START Supplied material

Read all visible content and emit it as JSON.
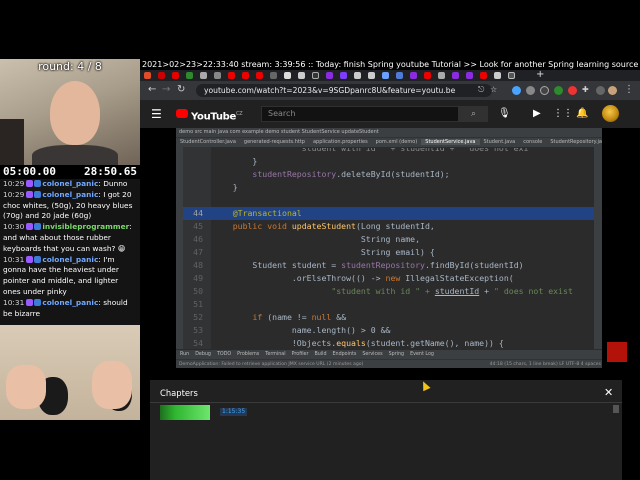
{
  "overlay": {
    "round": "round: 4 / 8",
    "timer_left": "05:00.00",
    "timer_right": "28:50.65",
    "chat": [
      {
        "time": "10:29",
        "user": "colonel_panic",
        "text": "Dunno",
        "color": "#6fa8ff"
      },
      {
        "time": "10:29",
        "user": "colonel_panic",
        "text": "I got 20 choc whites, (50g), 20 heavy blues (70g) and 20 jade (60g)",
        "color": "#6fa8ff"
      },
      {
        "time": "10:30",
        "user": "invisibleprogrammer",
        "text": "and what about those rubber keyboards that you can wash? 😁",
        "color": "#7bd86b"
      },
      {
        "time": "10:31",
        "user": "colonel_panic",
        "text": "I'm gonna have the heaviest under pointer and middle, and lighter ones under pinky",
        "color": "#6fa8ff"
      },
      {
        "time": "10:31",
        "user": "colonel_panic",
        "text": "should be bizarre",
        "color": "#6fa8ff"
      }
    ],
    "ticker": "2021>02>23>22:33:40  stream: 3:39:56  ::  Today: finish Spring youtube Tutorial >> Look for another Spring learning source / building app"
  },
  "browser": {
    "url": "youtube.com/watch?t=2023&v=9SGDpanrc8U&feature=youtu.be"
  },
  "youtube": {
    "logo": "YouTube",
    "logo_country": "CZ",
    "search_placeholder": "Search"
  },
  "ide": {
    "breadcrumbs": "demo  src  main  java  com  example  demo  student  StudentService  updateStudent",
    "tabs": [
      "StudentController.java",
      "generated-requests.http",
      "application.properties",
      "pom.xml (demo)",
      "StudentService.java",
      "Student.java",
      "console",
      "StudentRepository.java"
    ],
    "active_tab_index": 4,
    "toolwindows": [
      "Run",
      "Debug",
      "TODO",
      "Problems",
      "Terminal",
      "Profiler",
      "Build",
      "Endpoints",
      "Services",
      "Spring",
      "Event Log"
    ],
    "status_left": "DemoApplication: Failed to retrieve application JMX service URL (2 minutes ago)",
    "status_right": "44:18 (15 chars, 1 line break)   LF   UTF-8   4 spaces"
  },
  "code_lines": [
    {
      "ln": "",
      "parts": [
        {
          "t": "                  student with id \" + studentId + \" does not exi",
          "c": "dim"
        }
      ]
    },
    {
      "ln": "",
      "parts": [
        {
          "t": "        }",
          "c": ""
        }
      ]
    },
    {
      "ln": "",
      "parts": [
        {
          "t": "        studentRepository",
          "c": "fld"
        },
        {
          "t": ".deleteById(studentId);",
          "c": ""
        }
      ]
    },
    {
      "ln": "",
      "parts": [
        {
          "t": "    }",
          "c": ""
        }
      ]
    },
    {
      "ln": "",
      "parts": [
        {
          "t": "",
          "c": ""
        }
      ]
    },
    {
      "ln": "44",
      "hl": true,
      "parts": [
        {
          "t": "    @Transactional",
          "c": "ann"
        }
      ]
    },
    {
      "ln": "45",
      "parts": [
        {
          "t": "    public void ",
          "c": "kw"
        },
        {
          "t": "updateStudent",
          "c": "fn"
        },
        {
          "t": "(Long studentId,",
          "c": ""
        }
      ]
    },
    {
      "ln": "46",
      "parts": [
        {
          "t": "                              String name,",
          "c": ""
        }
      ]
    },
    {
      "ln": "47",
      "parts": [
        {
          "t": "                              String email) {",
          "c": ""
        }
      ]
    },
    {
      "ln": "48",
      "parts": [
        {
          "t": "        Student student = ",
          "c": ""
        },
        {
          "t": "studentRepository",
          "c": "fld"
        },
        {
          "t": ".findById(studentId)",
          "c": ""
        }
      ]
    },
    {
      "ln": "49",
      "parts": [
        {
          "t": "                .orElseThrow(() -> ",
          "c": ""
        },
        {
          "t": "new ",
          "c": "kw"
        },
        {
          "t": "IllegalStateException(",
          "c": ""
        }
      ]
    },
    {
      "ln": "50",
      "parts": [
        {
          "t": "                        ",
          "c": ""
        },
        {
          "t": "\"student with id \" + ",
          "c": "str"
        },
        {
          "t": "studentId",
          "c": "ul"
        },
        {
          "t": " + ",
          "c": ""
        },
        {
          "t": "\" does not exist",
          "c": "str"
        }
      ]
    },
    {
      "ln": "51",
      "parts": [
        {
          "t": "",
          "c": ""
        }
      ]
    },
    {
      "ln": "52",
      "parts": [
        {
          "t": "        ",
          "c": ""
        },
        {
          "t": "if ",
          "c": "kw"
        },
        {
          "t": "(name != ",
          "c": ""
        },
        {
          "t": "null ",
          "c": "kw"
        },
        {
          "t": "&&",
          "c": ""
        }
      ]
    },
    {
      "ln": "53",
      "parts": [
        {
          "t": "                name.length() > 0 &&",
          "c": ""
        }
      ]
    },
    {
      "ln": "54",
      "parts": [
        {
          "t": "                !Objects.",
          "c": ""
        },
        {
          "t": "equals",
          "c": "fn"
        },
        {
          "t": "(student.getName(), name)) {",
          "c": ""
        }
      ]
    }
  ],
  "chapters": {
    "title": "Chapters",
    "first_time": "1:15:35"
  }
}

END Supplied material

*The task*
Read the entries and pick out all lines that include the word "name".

*Exercise output*
          "t": "                              String name,",
          "t": "(name != ",
          "t": "                name.length() > 0 &&",
          "t": "(student.getName(), name)) {",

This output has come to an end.